React: Injecting Dynamic Elements to Components

Introduction

Let’s say we’re working on an UI component library using React JS. We make a super awesome looking button, maybe even the best button in the world. But suddenly, our computer shuts off without saving our component! Like Tenacious D, we create a tribute to the button which looks like:

class AwesomeButton extends Component {
    render() {
        const { children, ...other } = this.props;

        return (
           <button {...other}>{children}</button> 
        );
    }
}

Everything is working great. We create buttons all over the place <AwesomeButton onClick={doStuff}>Click ME</AwesomeButton>.

The next day, the boss comes over, “This button is amazing, let’s make a button link to Google!” Easy enough, we create a new component that instead uses an anchor tag.

class AwesomeButtonLink extends Component {
    render() {
        const { children, ...other } = this.props;

        return (
           <a {...other}>{children}</a> 
        );
    }
}

Weeks later, another programmer walks over, “Hey, we’re converting to using React Router. Can we get a button that can use the Link component?” Mumbling under your breath, we create yet another Awesome component.

class AwesomeButtonReactRouterLink extends Component {
    render() {
        const { children, ...other } = this.props;

        return (
           <Link {...other}>{children}</Link> 
        );
    }
}

We have ourselves a problem. Everytime there is a new request we have to create new components that are very similar, just using slightly different render elements. What if the company decides to rebrand. Instead of blue, we are a red company now. Little changes to the visuals of these AwesomeButton components need to be updated individually. Think DRY! Is there a better way of doing this? Stay tuned.

Dynamically Injecting Elements

What if the consumer of a component could define its base element? Let’s look at the example below:

class AwesomeButton extends React.Component {
    render() {
        const { children, tag = "button", ...other } = this.props;
        const Tag = tag;

        return (
           <Tag {...other}>{children}</Tag> 
        );
    }
}

So we have this new property called tag. Tag will be our way of passing in an element/component into AwesomeButton. If the es6 destructing looks different, let me explain. We will pull out the tag prop from this.props. If no value is defined for tag, we will set its default value to be "button" (A Button HTML element). The next line, const Tag = tag; is so we can fulfill what React’s JSX considers a component. All components must be uppercased, where html elements need to be lowercase. Since we are using then variable tag, JSX will always treat the incoming values as a component. So, we have to uppercase our variable. We now render the prop Tag as our element. Whatever tag equals, that will be our element!

A few examples:

<AwesomeButton onClick={doSomething}>Click Me!<AwesomeButton>

Will render the default button. <button onClick={doSomething}>Click Me!</button>

<AwesomeButton tag="a" href={`/myPage`}>Click Me!<AwesomeButton>

Will render using an anchor tag <a href={'/myPage'}>Click Me!</a>

<AwesomeButton tag={Link} to={`/myPage`}>Click Me!<AwesomeButton>

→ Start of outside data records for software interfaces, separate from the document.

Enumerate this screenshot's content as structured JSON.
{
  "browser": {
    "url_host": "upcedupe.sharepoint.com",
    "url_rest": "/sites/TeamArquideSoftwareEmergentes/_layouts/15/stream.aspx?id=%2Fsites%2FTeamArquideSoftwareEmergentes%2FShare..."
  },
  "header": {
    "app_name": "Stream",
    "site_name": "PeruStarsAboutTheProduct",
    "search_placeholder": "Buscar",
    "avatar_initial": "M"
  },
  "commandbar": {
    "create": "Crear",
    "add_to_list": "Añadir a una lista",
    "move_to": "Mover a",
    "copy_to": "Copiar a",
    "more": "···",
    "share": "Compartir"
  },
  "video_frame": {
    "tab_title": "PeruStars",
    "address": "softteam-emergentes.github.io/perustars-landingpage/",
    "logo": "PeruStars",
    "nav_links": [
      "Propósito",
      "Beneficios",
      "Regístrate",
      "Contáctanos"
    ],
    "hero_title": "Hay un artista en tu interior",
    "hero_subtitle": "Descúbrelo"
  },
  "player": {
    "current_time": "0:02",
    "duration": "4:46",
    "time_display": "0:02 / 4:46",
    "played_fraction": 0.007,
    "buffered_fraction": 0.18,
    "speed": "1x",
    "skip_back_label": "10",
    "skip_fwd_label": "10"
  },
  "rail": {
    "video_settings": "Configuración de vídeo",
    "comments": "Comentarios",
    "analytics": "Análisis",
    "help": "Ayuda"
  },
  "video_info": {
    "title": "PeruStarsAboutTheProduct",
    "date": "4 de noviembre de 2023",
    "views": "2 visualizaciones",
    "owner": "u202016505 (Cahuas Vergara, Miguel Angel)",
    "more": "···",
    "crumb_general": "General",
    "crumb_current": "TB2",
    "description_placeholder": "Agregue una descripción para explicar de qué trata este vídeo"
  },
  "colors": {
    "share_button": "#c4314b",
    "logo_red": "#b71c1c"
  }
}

Will render using a React Router Link component <Link to={'/myPage'}>Click Me!</Link>

Neat! But why is this happening?

JSX Transformations

Our JSX, in the render function, gets transformed into plain JavaScript functions that the browsers can use. With this in mind, our AwesomeButton’s JSX gets transformed into a React.createElement() function with the element name as the first argument. With the help of our good friend Babel, let’s see what different components compile to!

First, let’s look at a simple component that just renders a div with the text “test”.

class AwesomeButton extends React.Component {
    render() {
        return (
           <div>test</div> 
        );
    }
}

Compiled Example - Click Me!

If we look in the render method, we can see what our JSX actually compiles to.

div Compiled Code

Well that’s cool. So our div element just gets defined as the first parameter of React.createElement. I wonder what happens if we try this with our element injecting AwesomeButton?

class AwesomeButton extends React.Component {
    render() {
        const { children, tag = "button", ...other } = this.props;
        const Tag = tag;

        return (
           <Tag {...other}>{children}</Tag> 
        );
    }
}

<AwesomeButton>Click Me!</AwesomeButton>

Looking at the render method in AwesomeButton:

AwesomeButton Compiled Code

Woah, our Tag variable just gets put where the element is! This is exactly the same to how components are treated in JSX. They get ploped straight into the first argument of React.createElement. Now, when the boss asks for a new feature in AwesomeButton, we only have to change this one implementation of the component. All consumers of the component might use it vastly differently, but we are able to keep our code DRY and highly reusable!